The truth is, we are all like this young man. We break laws and walk arrogantly against the order and structure He has built for our lives. Instead of looking bitterly at others or acting judgmental of those with the same sins in different forms. Perhaps instead of the blow-horn into which we condemn others, we ought to pick up a mirror and look deeply into our own motives, sin, and selfish souls.

________________________________________________

THEOLOGY21 is a co-op of authors dedicated to renovating theology for a new generation, taking the ancient truths of scripture and theology and speaking to the post-Christian culture of the 21st century. To keep up-to-date on all things THEOLOGY21, Give our Facebook page a “like”, follow our twitter page, add yourself to our email list, or subscribe to our feed!
 
__________________________________________________

  • Ben

    Lolz. Ghetto people in the inland empire.

  • That was a challenge. An invite for you to just try and do something about it. It was less about being self-centered and more about feeling in control. You don’t walk slow in front of traffic because your self-centered or because you think the world should revolve around you. You walk slow in front of traffic to challenge people, to feel you have control, power. That was their way of telling you, hey, i bet you won’t do a damn thing about this, because your weak and I’m strong. People wanna feel tough. Though your point is still valid, i disagree with your example. I think what you presented is an example of people wanting to feel in control. And often, the people that do things like this probably feel powerless in regards to a lot of things in their life… but they will never admit that… they will, however, find any way they can to get that sense of control.

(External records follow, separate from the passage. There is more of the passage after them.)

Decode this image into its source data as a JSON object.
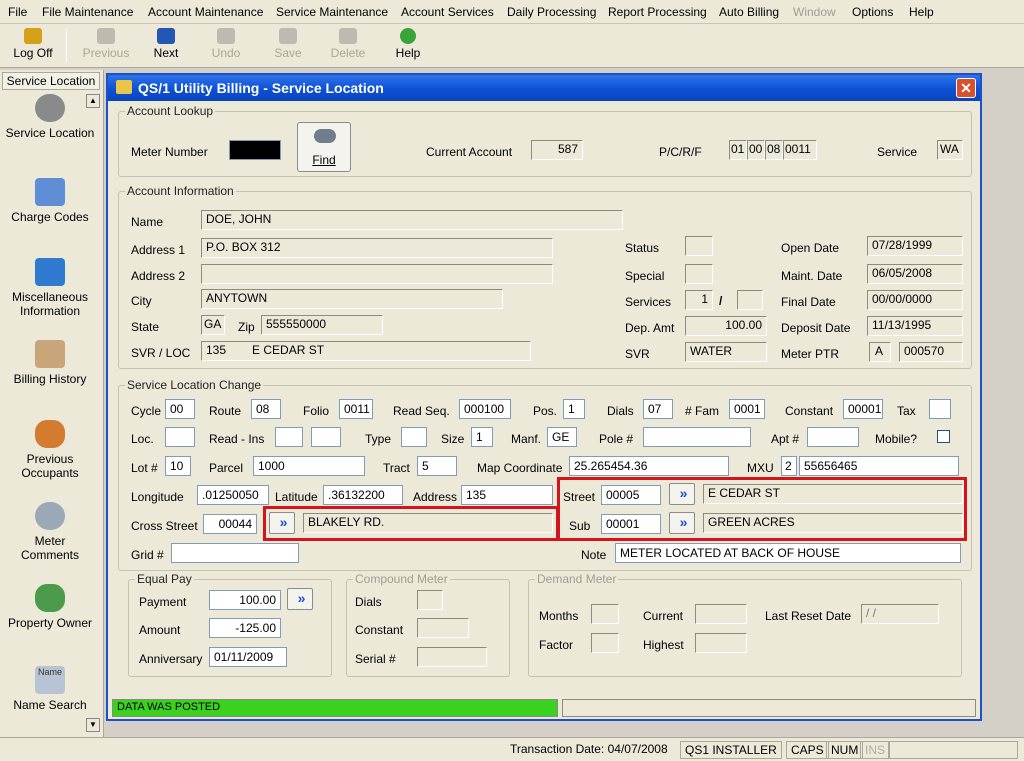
{
  "menu": [
    "File",
    "File Maintenance",
    "Account Maintenance",
    "Service Maintenance",
    "Account Services",
    "Daily Processing",
    "Report Processing",
    "Auto Billing",
    "Window",
    "Options",
    "Help"
  ],
  "toolbar": {
    "logoff": "Log Off",
    "previous": "Previous",
    "next": "Next",
    "undo": "Undo",
    "save": "Save",
    "delete": "Delete",
    "help": "Help"
  },
  "sidebar": {
    "title": "Service Location",
    "items": [
      "Service Location",
      "Charge Codes",
      "Miscellaneous Information",
      "Billing History",
      "Previous Occupants",
      "Meter Comments",
      "Property Owner",
      "Name Search"
    ],
    "name_icon_text": "Name"
  },
  "dialog": {
    "title": "QS/1 Utility Billing - Service Location",
    "lookup": {
      "group": "Account Lookup",
      "meter_number_label": "Meter Number",
      "find_label": "Find",
      "current_account_label": "Current Account",
      "current_account": "587",
      "pcrf_label": "P/C/R/F",
      "pcrf": [
        "01",
        "00",
        "08",
        "0011"
      ],
      "service_label": "Service",
      "service": "WA"
    },
    "info": {
      "group": "Account Information",
      "name_label": "Name",
      "name": "DOE, JOHN",
      "address1_label": "Address 1",
      "address1": "P.O. BOX 312",
      "address2_label": "Address 2",
      "address2": "",
      "city_label": "City",
      "city": "ANYTOWN",
      "state_label": "State",
      "state": "GA",
      "zip_label": "Zip",
      "zip": "555550000",
      "svrloc_label": "SVR / LOC",
      "svr_no": "135",
      "svr_street": "E CEDAR ST",
      "status_label": "Status",
      "status": "",
      "special_label": "Special",
      "special": "",
      "services_label": "Services",
      "services_a": "1",
      "services_sep": "/",
      "services_b": "",
      "depamt_label": "Dep. Amt",
      "depamt": "100.00",
      "svr_label": "SVR",
      "svr": "WATER",
      "open_label": "Open Date",
      "open": "07/28/1999",
      "maint_label": "Maint. Date",
      "maint": "06/05/2008",
      "final_label": "Final Date",
      "final": "00/00/0000",
      "deposit_label": "Deposit Date",
      "deposit": "11/13/1995",
      "meterptr_label": "Meter PTR",
      "meterptr_a": "A",
      "meterptr_b": "000570"
    },
    "change": {
      "group": "Service Location Change",
      "cycle_label": "Cycle",
      "cycle": "00",
      "route_label": "Route",
      "route": "08",
      "folio_label": "Folio",
      "folio": "0011",
      "readseq_label": "Read Seq.",
      "readseq": "000100",
      "pos_label": "Pos.",
      "pos": "1",
      "dials_label": "Dials",
      "dials": "07",
      "fam_label": "# Fam",
      "fam": "0001",
      "constant_label": "Constant",
      "constant": "00001",
      "tax_label": "Tax",
      "tax": "",
      "loc_label": "Loc.",
      "readins_label": "Read - Ins",
      "type_label": "Type",
      "size_label": "Size",
      "size": "1",
      "manf_label": "Manf.",
      "manf": "GE",
      "pole_label": "Pole #",
      "apt_label": "Apt #",
      "mobile_label": "Mobile?",
      "lot_label": "Lot #",
      "lot": "10",
      "parcel_label": "Parcel",
      "parcel": "1000",
      "tract_label": "Tract",
      "tract": "5",
      "map_label": "Map Coordinate",
      "map": "25.265454.36",
      "mxu_label": "MXU",
      "mxu_a": "2",
      "mxu_b": "55656465",
      "lon_label": "Longitude",
      "lon": ".01250050",
      "lat_label": "Latitude",
      "lat": ".36132200",
      "address_label": "Address",
      "address": "135",
      "street_label": "Street",
      "street_code": "00005",
      "street_name": "E CEDAR ST",
      "cross_label": "Cross Street",
      "cross_code": "00044",
      "cross_name": "BLAKELY RD.",
      "sub_label": "Sub",
      "sub_code": "00001",
      "sub_name": "GREEN ACRES",
      "grid_label": "Grid #",
      "note_label": "Note",
      "note": "METER LOCATED AT BACK OF HOUSE"
    },
    "equal_pay": {
      "group": "Equal Pay",
      "payment_label": "Payment",
      "payment": "100.00",
      "amount_label": "Amount",
      "amount": "-125.00",
      "anniv_label": "Anniversary",
      "anniv": "01/11/2009"
    },
    "compound": {
      "group": "Compound Meter",
      "dials_label": "Dials",
      "constant_label": "Constant",
      "serial_label": "Serial #"
    },
    "demand": {
      "group": "Demand Meter",
      "months_label": "Months",
      "current_label": "Current",
      "lastreset_label": "Last Reset Date",
      "lastreset": " /  /",
      "factor_label": "Factor",
      "highest_label": "Highest"
    },
    "status_message": "DATA WAS POSTED"
  },
  "statusbar": {
    "transaction": "Transaction Date: 04/07/2008",
    "user": "QS1 INSTALLER",
    "caps": "CAPS",
    "num": "NUM",
    "ins": "INS"
  }
}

  • Unity Lover

    Jonathan, I want you to know that this is not a personal attack, just a realization. What I am about to say has absolutely no bearing on the truth and hard-hitting conviction of your post. 

    That being said, it’s sad for me as a black Christian in South Africa, I can still see trails of segregation in the church in America. Was it really that necessary to describe him as African American? Why couldn’t he just be a youth. When I, as a black Christian, read this, I am reminded that my skin colour still matters and that ‘whiteness’ is still the norm. If it was a white youth you wouldn’t have cared to point out his ethnicity. *sigh* Heaven is so far* 

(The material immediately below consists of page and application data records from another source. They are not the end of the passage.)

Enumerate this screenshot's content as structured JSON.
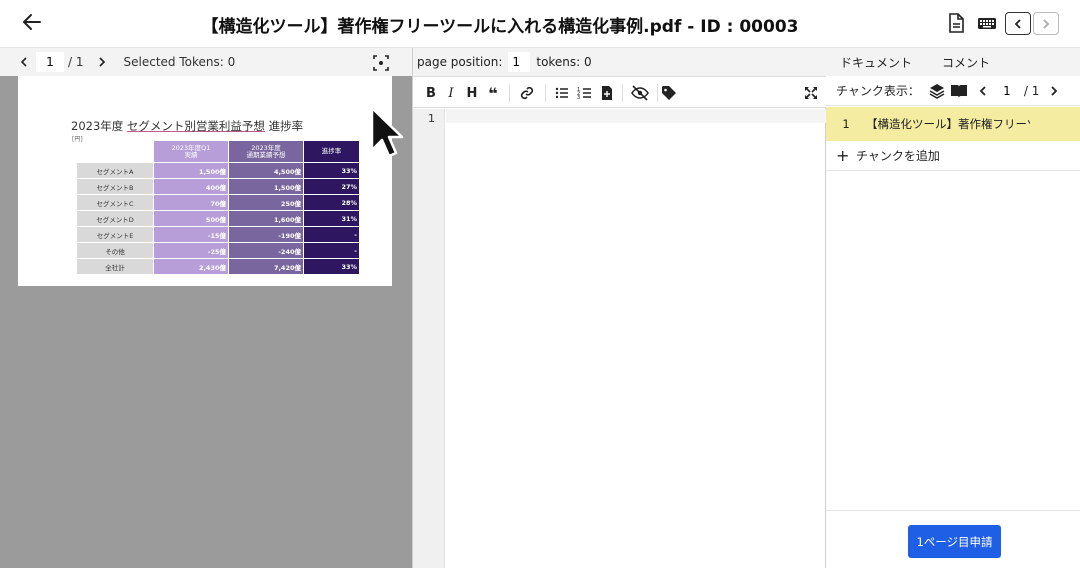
{
  "header": {
    "title": "【構造化ツール】著作権フリーツールに入れる構造化事例.pdf - ID : 00003"
  },
  "left": {
    "page_current": "1",
    "page_total": "/ 1",
    "selected_tokens": "Selected Tokens: 0"
  },
  "pdf": {
    "title_plain": "2023年度 ",
    "title_underlined": "セグメント別営業利益予想",
    "title_tail": " 進捗率",
    "unit": "[円]",
    "headers": [
      "2023年度Q1\n実績",
      "2023年度\n通期業績予想",
      "進捗率"
    ],
    "rows": [
      {
        "label": "セグメントA",
        "q1": "1,500億",
        "forecast": "4,500億",
        "rate": "33%"
      },
      {
        "label": "セグメントB",
        "q1": "400億",
        "forecast": "1,500億",
        "rate": "27%"
      },
      {
        "label": "セグメントC",
        "q1": "70億",
        "forecast": "250億",
        "rate": "28%"
      },
      {
        "label": "セグメントD",
        "q1": "500億",
        "forecast": "1,600億",
        "rate": "31%"
      },
      {
        "label": "セグメントE",
        "q1": "-15億",
        "forecast": "-190億",
        "rate": "-"
      },
      {
        "label": "その他",
        "q1": "-25億",
        "forecast": "-240億",
        "rate": "-"
      },
      {
        "label": "全社計",
        "q1": "2,430億",
        "forecast": "7,420億",
        "rate": "33%"
      }
    ]
  },
  "middle": {
    "page_position_label": "page position:",
    "page_position_value": "1",
    "tokens": "tokens: 0",
    "line_number": "1"
  },
  "right": {
    "tab_document": "ドキュメント",
    "tab_comment": "コメント",
    "chunk_display_label": "チャンク表示：",
    "chunk_current": "1",
    "chunk_total": "/ 1",
    "chunk_row_number": "1",
    "chunk_row_text": "【構造化ツール】著作権フリーツ",
    "add_chunk": "チャンクを追加",
    "submit": "1ページ目申請"
  }
}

  • Unity Lover

    Jonathan, I want you to know that this is not a personal attack, just a realization. What I am about to say has absolutely no bearing on the truth and hard-hitting conviction of your post. 

    That being said, it’s sad for me as a black Christian in South Africa, I can still see trails of segregation in the church in America. Was it really that necessary to describe him as African American? Why couldn’t he just be a youth. When I, as a black Christian, read this, I am reminded that my skin colour still matters and that ‘whiteness’ is still the norm. If it was a white youth you wouldn’t have cared to point out his ethnicity. 
    As for the title of the post, I don’t understand it soo…

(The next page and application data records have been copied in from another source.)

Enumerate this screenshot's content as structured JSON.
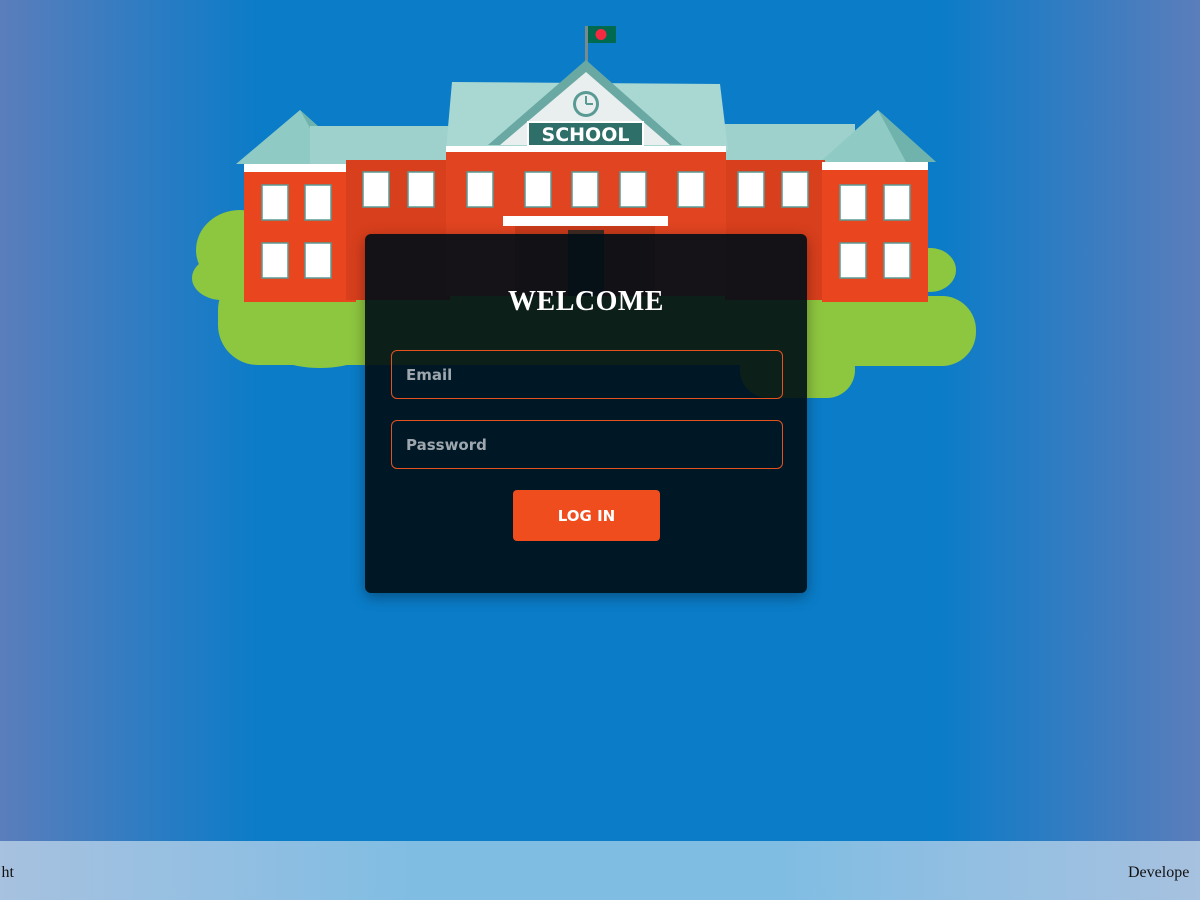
{
  "illustration": {
    "sign_text": "SCHOOL",
    "flag": "bangladesh-flag"
  },
  "login": {
    "title": "WELCOME",
    "email_placeholder": "Email",
    "email_value": "",
    "password_placeholder": "Password",
    "password_value": "",
    "button_label": "LOG IN"
  },
  "footer": {
    "left_text": "ht",
    "right_text": "Develope"
  },
  "colors": {
    "accent": "#f04d1e",
    "background": "#0a7cc8",
    "card": "#000e16"
  }
}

    *sigh* Heaven is so far*

  • In fact, I probably would have. I would have pointed out his ghetto, want-to-be-thug whiteness. If he were a toothless redneck, I would describe him as WHITE trash. Ethnicity is nothing to shy away from. He is African American, I am a “white” European mutt, and the guy next to me is Asian. These are social truths. Now, if I hold one’s color against them, that is racism. But we are what we are and we are in the cultures which we were raised in. Nothing can change that. I look like a white, overweight, academic type with the appearance of having a sprinkle of “rock.” All those things are true. For me, I won’t avoid typing truths because it describes a certain race. To avoid such thing, and change normal behavior patterns, is tantamount to racism in my mind. 

    “Unity Lover”, I love unity. I love all my brothers and sisters. And the diversity within the Body of Christ is to be celebrated and illuminated, not left blank and without various and diverse descriptions. 

Close
Please support the site
By clicking any of these buttons you help our site to get better
Social PopUP by SumoMe